■ **TASK OBJECTIVE**
Write out the data in full, exactly as shown.

━━━━━ EXERCISE MATERIAL ━━━━━

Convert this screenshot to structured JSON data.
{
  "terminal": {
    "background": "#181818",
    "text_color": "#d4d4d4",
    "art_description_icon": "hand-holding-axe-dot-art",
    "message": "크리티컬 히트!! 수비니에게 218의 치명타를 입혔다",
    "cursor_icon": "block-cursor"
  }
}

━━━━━

■ **EXERCISE RESPONSE**
Convert this screenshot to structured JSON data.
{
  "terminal": {
    "background": "#181818",
    "text_color": "#d4d4d4",
    "art_description_icon": "hand-holding-axe-dot-art",
    "message": "크리티컬 히트!! 수비니에게 218의 치명타를 입혔다",
    "cursor_icon": "block-cursor"
  }
}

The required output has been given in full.